Those delivering separated, bonded and wrapped asbestos waste of as much as 250 kilograms (a quarter of a tonne) to approved waste facilities won’t have to pay the landfill levy as part of a new asbestos strategy. There is no limit on the number of such visits.
Current levies amount to $143.60 a tonne for Sydney metropolitan sites and $82.70 for regional ones, the Environment Protection Authority said. No timetable has been set for the change.
The levy removal is part of a broader Asbestos Waste Strategy released on Monday. Some of the plan had been released a year ago, such as a doubling of penalties to $2 million for corporations and $500,000 for individuals caught dumping illegally.

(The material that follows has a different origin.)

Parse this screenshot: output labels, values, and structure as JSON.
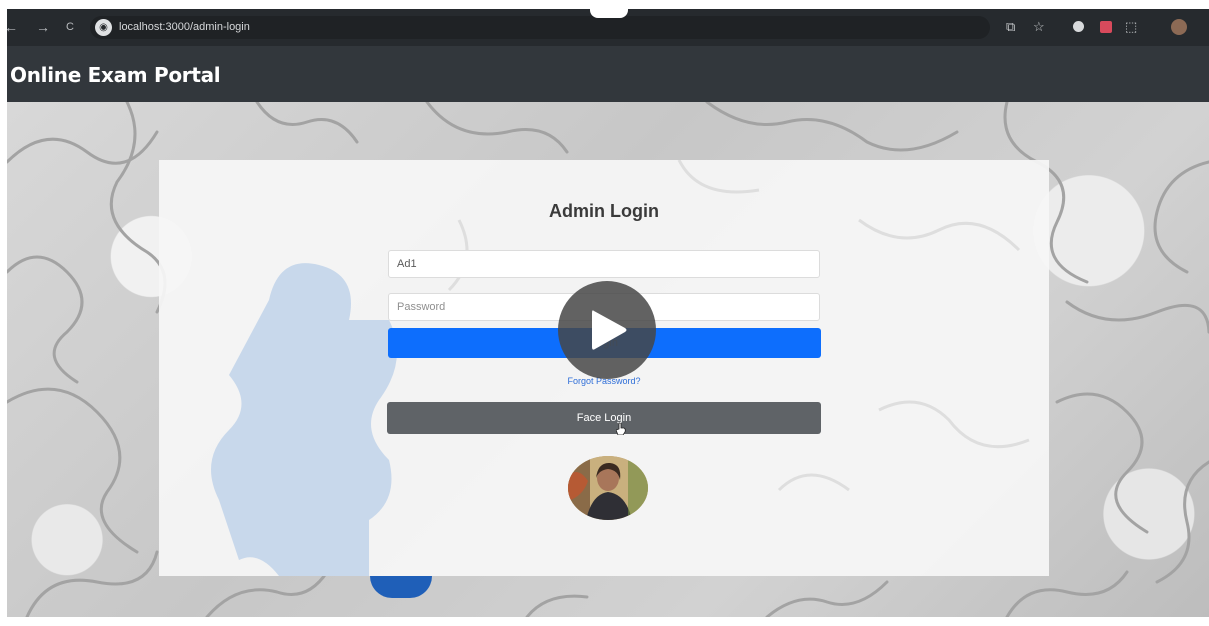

The strategy is aimed in part at disrupting unlawful business models by increasing the risk for bad operators that they will get caught, the EPA said.
Methods to be investigated include monitoring waste vehicles with GPS trackers and cancelling vehicle registration of those caught dumping illegally.
Brian Robson, president of the Asbestos Diseases Foundation of Australia, welcomed the planned partial waiver of asbestos levies, adding that his group had been calling for the change for years.
“It won’t stop the illegal dumping but it will reduce the amount,” Mr Robson said. “It was cheaper to take it to Queensland to dump.”
To avoid the levy, people renovating homes would often break the asbestos panels and dump the material in wheelie bins to the “risk of themselves, their neighbours, the council workers and the tip operators”, he said.
Asbestos “is still killing about 700 Australians a year and that’s just from mesothelioma”, Mr Robson said, citing one of the four main diseases related to the material. The average period of diagnosis to death for mesothelioma is just 155 days, with no cure.
Jeff Angel, executive director of the Total Environment Centre, said “no one knows” if the illegal dumping of asbestos is getting worse. Still, the government was moving in the right direction.
“They appear to be throwing everything they can think of at it,” Mr Angel said. “So it will be crucial there are significant resources immediately devoted to implementation.”
Peter Hannam writes on environment issues for The Sydney Morning Herald and The Age.